Egyptian Researchers Seek to Reduce Aircraft Pollution
ASSIUT – Egyptian research teams are trying to find ways to create biofuels that would release less carbon dioxide than fossil fuels when burned, to cut down on pollution in a country ranked third in pollution rates worldwide.
Researchers at the National Research Center’s Department of Chemical Engineering, for example, have managed to produce a biofuel sturdy enough for aircraft by recycling cooking oils and combining them with the oil of Jatropha seeds, a plant watered by sewage in the desert.
“We have been working on this project to produce biofuel for aircraft for three years,” said Guzine El-Diwani, the head of the Center’s Chemical Engineering Department and the head of the biodiesel production team. “This year, we have achieved good results by recycling edible oils, algae, palm oil, and Jatropha plants.” She said several experiments had indicated the research might have practical implications.
Egypt’s Ministry of Civil Aviation would like to promote the use of domestic biofuel that can be used for aircraft to comply with international agreements to reduce carbon dioxide emissions. Those agreements state that the petroleum component of aircraft kerosene should be reduced by 3 to 5 percent by 2020 and replaced by biofuels. Meanwhile, the cost of air pollution to Egypt’s economy has almost doubled in nearly 25 years, going up to $17 billion a year, a sum equivalent to 3.58 percent of the country’s GDP according to a 2016 report on the cost of air pollution on the international economy issued by The World Bank and the Institute for Health Metrics and Evaluation at the University of Washington in Seattle.
The proportion of domestic air pollution in Egypt decreased by nearly 95 percent in 2013 compared to 1990. In 2013, an estimated 39,118 Egyptians died of air pollution. While that number is down from earlier years, the amount of air pollution was still three-and-a-half times higher than World Health Organization standards. Air pollution is ranked fourth among the world’s leading causes of death after hypertension, smoking, and food quality hazards, with the aviation industry accounting for 12 percent of the total carbon emissions produced by transportation internationally, according to a report by the Air Transport Services Group in 2011. The proportion of pollution produced by aircraft is on the rise, as air traffic increases.

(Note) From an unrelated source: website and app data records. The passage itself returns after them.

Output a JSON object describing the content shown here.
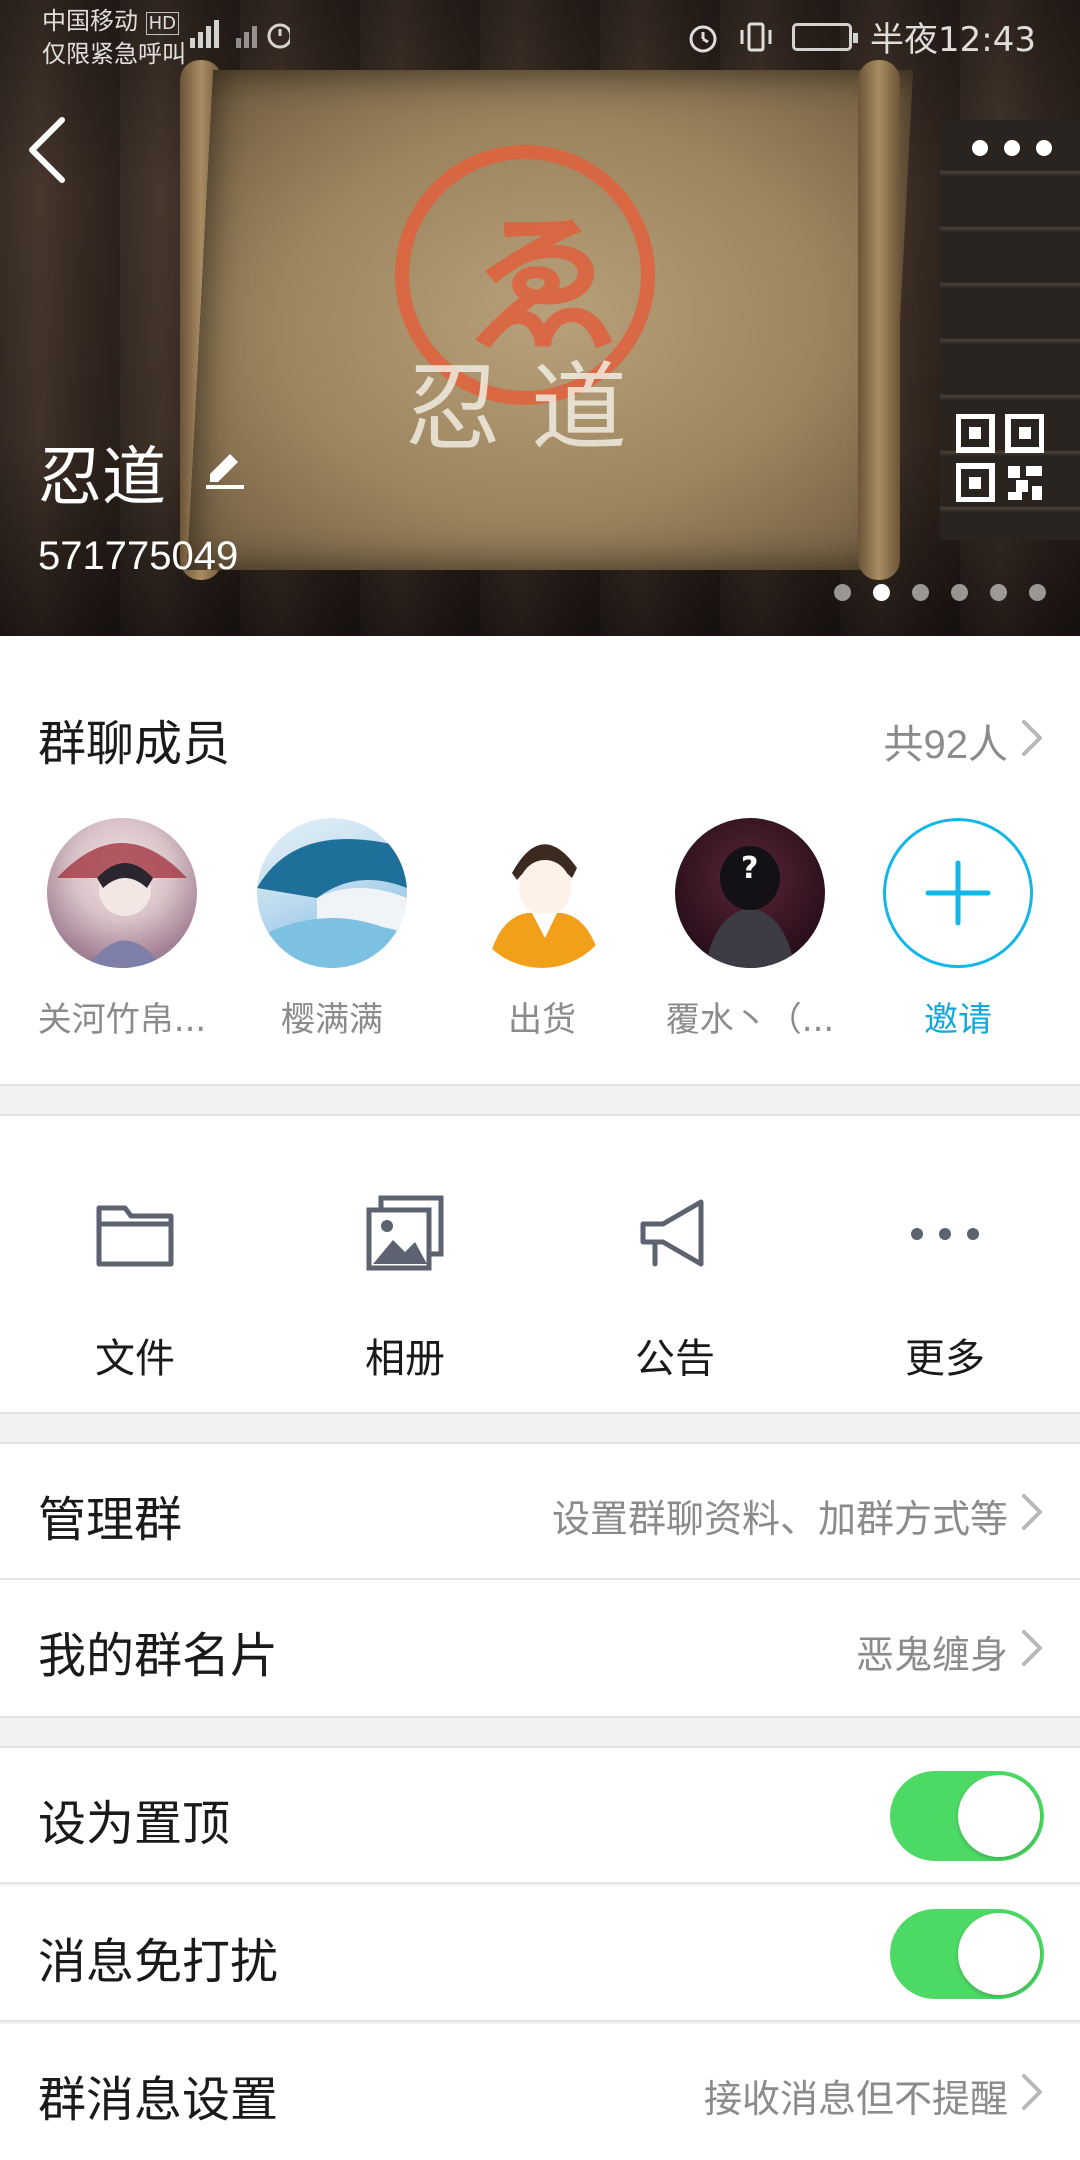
{
  "status_bar": {
    "carrier_line1": "中国移动",
    "carrier_badge": "HD",
    "carrier_line2": "仅限紧急呼叫",
    "time": "半夜12:43",
    "icon_names": [
      "signal-icon",
      "timer-icon",
      "alarm-icon",
      "vibrate-icon",
      "battery-icon"
    ]
  },
  "header": {
    "group_name": "忍道",
    "group_id": "571775049",
    "page_count": 6,
    "active_page": 1,
    "back_icon": "chevron-left-icon",
    "more_icon": "ellipsis-icon",
    "qr_icon": "qr-code-icon",
    "edit_icon": "pencil-icon"
  },
  "members": {
    "title": "群聊成员",
    "count_label": "共92人",
    "items": [
      {
        "name": "关河竹帛..."
      },
      {
        "name": "樱满满"
      },
      {
        "name": "出货"
      },
      {
        "name": "覆水丶（..."
      }
    ],
    "invite_label": "邀请"
  },
  "tools": [
    {
      "label": "文件",
      "icon": "folder-icon"
    },
    {
      "label": "相册",
      "icon": "photo-album-icon"
    },
    {
      "label": "公告",
      "icon": "megaphone-icon"
    },
    {
      "label": "更多",
      "icon": "more-icon"
    }
  ],
  "settings": {
    "manage_label": "管理群",
    "manage_value": "设置群聊资料、加群方式等",
    "card_label": "我的群名片",
    "card_value": "恶鬼缠身",
    "pin_label": "设为置顶",
    "pin_on": true,
    "dnd_label": "消息免打扰",
    "dnd_on": true,
    "msg_label": "群消息设置",
    "msg_value": "接收消息但不提醒"
  },
  "colors": {
    "accent": "#12a7d9",
    "toggle_on": "#4cd964",
    "secondary_text": "#8b8b8b",
    "seal": "#e0603c"
  }
}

The National Research Center’s efforts are based on transforming natural oils so they have characteristics close to that of the kerosene used as fuel for airplanes in terms of combustion, viscosity, volatilization, flash point, and freezing point. The produced biofuels should resist freezing at temperatures up to minus 50 degrees Celsius (-122 Fahrenheit) to be suitable for aircraft engines. Lowering the freezing point of the natural oils is the biggest challenge the Research Center’s team managed to solve.
“The team has been able to produce biofuel that would not freeze at up to 70 degrees below zero, through a process known as ‘hydro tracking,’” said El-Diwani.
The National Research Center began its experiments to produce biofuel from the Jatropha plant as an alternative to conventional fuel a decade ago, according to Kamel El-Khatib, a researcher at the center and a team member of the project. “Egypt has succeeded in cultivating 420,000 square meters of Jatropha in Luxor province to the south of Cairo,” he said. “The seeds of this plant have been harvested, and the oil was extracted from them in different ways.” He pointed out that as much as 25 percent of this oil can be suitably converted into bio-fuel for cars through a straightforward chemical process using organic solvents such as hexane, a chemical commonly used in food production.
El-Diwani didn’t want to estimate the cost of producing the new fuel, but she stressed that it is not expensive, especially given that the Jatropha plants are irrigated with sewage water.
But Ahmed Hamza, a professor at the Faculty of Engineering’s Department of Mechanics at the University of Assiut, believes that applying the new research would be expensive. “I think it would cost more than twice the cost of fossil fuel,” he said. “Still, its results would certainly be much better for the environment.”
Hamza believes that aircraft biofuel production research in Egypt faces challenges other than the cost and the freezing point. The thick, sticky nature of cooking oils is another issue: “The high viscosity of local oil sources is a major obstacle,” he said.
The National Research Center team also seeks to produce algae-derived biofuels.
“We have isolated algae from the Nile and Lake Mariout and planted it in transparent pipes using electric light,” said El-Diwani. “Then, the light was replaced by solar light with the use of carbon dioxide from the sugar and cement industries. The preliminary results of the project show that 45 percent of them can be extracted as biofuels.”
On the other hand, students from the Institute of Aviation Engineering and Technology, a private institute in Giza that is part of the ministry of higher education, conducted an experiment to operate a jet aircraft engine using biofuel extracted from castor oil. But the implementation of all these projects remains subject to the availability of funding.
“What is important now is to prove the success of these trials,” said El-Diwani. “Later, we can look for funding opportunities.”